▶ **What the task requires**:
Locate the word "content" in the entries below, then gather every line that holds it.

▶ **Records for this task**:
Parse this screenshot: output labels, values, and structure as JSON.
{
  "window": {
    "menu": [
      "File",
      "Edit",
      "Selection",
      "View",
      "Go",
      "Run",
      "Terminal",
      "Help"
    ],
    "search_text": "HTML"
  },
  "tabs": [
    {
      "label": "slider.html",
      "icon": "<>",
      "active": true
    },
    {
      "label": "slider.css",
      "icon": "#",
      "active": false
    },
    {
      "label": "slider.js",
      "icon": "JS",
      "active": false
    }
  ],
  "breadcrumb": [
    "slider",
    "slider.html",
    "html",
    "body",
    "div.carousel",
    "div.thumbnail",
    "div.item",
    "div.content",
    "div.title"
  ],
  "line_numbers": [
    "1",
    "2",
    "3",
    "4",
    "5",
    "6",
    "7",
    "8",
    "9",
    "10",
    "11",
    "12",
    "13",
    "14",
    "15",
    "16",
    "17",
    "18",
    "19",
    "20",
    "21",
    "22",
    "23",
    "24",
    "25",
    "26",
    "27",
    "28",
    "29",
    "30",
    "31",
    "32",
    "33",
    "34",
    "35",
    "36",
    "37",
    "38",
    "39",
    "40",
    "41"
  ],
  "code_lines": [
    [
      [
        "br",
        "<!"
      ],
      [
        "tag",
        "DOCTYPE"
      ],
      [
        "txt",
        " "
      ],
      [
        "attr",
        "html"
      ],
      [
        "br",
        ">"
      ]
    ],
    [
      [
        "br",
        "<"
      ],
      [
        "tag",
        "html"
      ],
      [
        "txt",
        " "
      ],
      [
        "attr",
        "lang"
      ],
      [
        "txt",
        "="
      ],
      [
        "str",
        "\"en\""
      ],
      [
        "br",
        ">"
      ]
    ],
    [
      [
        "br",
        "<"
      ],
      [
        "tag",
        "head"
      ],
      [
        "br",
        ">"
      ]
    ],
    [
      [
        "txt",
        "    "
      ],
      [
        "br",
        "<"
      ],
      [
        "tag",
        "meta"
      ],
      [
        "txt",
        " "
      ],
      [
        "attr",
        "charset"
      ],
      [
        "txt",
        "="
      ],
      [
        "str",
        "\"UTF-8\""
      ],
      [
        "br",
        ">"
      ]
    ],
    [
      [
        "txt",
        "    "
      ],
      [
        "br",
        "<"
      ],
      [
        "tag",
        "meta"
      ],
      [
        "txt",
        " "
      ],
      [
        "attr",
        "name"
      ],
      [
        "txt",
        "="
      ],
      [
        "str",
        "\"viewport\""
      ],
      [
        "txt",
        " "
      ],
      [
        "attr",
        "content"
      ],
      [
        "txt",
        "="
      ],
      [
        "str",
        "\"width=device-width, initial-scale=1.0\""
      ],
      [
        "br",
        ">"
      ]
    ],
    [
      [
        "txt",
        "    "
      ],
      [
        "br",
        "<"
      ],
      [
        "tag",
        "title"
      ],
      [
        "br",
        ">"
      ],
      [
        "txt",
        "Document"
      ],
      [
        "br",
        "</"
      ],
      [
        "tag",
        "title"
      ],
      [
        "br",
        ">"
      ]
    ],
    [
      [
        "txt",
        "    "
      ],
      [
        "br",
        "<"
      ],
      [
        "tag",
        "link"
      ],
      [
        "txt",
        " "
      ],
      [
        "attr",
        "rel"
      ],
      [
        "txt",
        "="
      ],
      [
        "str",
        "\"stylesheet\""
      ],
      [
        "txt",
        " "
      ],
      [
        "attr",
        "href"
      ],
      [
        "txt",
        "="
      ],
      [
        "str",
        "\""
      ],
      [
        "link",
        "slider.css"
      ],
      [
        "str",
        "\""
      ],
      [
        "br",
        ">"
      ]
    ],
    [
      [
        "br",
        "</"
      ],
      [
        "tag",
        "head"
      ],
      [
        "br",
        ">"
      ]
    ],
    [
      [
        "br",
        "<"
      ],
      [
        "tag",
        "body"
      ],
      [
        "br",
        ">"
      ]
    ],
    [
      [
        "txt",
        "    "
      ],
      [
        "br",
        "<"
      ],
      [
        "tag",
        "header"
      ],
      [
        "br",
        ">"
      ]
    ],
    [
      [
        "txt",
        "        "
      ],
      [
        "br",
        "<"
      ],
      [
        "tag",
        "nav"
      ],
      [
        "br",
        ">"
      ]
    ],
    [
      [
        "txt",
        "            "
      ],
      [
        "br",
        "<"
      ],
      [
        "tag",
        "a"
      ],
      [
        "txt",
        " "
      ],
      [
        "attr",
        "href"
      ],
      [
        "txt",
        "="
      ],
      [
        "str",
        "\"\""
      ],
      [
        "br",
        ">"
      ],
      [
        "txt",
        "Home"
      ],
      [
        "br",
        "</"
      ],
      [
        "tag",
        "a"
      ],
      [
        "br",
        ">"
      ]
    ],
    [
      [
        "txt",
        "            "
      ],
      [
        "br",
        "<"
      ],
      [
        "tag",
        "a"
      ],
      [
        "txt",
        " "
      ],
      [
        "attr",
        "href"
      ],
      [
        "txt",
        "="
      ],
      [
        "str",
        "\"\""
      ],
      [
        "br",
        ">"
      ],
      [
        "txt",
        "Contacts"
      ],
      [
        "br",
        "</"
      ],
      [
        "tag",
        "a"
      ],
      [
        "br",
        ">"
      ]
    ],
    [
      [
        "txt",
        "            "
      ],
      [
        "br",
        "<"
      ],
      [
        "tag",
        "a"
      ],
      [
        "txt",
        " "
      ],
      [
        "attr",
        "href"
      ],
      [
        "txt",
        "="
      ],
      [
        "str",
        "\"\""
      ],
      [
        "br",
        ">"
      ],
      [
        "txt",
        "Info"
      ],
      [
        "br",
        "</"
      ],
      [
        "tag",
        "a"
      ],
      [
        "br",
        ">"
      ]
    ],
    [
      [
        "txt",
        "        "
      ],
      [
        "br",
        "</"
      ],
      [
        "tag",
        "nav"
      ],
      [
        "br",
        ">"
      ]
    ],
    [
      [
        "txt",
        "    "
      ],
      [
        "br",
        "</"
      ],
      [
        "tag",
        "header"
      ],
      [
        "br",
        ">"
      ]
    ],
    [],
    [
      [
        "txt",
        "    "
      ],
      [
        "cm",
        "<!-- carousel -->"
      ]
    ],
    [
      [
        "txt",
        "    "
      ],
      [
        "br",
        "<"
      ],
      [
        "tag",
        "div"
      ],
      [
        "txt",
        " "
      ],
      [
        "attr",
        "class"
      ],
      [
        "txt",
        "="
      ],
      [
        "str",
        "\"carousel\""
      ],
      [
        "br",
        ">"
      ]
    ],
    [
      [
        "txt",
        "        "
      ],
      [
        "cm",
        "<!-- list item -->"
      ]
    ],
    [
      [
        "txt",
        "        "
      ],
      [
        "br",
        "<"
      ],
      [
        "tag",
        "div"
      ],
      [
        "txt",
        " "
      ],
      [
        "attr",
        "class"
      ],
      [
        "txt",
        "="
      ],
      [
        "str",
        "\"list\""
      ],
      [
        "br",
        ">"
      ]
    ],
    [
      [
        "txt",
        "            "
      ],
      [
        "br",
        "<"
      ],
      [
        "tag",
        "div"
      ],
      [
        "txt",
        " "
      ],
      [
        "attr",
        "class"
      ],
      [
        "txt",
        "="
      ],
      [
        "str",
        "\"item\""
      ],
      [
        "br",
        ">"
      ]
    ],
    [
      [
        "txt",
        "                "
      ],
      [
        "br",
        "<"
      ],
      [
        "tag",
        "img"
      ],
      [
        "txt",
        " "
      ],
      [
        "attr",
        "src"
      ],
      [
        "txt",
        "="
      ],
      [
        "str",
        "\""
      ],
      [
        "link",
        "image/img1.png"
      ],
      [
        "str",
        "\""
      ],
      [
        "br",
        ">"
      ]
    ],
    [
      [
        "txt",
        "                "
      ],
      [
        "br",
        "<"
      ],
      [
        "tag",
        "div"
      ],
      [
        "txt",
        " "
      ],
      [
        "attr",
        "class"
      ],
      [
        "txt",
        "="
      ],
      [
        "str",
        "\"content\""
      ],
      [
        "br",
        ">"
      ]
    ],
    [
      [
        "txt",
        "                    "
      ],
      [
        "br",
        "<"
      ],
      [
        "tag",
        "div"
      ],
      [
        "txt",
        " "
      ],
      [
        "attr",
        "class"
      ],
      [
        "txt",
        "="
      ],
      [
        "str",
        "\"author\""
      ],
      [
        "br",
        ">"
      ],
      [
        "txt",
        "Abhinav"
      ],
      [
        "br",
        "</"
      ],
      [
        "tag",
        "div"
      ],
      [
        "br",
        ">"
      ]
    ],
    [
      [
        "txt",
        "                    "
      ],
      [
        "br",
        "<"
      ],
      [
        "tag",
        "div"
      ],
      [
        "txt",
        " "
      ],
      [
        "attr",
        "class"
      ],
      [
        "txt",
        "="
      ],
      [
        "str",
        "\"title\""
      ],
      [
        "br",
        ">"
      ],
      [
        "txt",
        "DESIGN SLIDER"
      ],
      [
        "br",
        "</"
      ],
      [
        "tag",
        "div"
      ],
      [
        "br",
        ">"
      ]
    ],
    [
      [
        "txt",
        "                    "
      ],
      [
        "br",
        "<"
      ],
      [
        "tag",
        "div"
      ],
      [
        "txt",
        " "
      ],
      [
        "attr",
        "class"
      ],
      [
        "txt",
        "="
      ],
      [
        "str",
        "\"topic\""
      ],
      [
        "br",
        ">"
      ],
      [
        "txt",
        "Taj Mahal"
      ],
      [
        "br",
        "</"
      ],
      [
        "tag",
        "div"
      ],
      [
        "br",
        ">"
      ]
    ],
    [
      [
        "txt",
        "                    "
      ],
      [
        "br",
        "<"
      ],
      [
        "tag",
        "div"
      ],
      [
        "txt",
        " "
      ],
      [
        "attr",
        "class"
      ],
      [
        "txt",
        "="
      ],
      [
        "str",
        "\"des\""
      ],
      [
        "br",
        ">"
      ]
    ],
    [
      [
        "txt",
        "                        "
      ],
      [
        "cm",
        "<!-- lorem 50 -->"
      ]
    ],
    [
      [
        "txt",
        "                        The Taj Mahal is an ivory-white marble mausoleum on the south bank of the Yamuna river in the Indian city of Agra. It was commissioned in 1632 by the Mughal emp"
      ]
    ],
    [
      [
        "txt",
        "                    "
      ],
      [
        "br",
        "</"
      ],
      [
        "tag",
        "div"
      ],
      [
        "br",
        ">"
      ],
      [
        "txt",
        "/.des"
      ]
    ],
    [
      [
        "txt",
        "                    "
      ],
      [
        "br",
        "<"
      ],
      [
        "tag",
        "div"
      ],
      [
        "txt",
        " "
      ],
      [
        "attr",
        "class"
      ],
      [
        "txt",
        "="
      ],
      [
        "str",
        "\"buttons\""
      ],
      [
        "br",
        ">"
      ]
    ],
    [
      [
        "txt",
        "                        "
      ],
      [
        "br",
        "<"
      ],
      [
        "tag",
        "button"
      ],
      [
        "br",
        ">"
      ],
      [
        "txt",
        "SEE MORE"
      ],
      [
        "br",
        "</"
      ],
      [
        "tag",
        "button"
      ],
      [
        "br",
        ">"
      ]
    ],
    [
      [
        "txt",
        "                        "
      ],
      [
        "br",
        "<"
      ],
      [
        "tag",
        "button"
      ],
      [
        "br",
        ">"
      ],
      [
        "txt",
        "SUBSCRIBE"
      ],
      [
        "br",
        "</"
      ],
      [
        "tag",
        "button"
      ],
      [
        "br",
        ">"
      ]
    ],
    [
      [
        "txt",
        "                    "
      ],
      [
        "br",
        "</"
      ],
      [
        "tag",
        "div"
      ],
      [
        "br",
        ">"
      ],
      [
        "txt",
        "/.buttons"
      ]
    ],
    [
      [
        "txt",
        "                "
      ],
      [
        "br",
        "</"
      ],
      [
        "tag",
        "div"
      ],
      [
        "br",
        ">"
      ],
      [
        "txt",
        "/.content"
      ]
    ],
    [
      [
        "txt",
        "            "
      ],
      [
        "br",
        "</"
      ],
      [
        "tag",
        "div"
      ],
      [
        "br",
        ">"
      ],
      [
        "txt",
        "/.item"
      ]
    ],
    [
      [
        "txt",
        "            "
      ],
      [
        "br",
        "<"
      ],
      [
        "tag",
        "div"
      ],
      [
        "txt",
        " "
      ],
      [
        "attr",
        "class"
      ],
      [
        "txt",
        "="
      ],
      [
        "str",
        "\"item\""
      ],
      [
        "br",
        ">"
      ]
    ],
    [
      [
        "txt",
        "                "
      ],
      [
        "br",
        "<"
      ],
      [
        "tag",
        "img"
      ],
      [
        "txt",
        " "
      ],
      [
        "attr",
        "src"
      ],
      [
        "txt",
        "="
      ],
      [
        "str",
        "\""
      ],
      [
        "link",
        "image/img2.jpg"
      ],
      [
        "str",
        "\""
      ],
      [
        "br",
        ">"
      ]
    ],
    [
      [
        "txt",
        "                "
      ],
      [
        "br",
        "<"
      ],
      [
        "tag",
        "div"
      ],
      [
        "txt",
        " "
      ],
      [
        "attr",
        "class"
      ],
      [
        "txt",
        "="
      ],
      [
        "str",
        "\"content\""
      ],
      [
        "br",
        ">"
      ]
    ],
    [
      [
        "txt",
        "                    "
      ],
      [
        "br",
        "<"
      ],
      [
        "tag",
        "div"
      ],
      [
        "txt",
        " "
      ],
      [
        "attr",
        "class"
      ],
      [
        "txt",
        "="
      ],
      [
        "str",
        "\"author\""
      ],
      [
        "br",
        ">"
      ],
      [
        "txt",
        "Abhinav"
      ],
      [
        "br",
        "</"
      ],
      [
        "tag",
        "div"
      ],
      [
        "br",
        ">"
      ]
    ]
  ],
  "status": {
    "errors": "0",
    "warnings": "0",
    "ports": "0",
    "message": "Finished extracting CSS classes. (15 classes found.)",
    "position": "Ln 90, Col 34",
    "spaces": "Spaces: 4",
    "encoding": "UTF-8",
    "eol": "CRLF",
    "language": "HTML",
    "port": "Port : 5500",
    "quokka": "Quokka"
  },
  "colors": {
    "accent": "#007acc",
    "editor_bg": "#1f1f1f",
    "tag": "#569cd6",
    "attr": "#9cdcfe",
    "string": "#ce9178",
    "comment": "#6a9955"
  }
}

▶ **Answer to this task**:
    "div.content",
        "content"
        "\"content\""
        "/.content"
        "\"content\""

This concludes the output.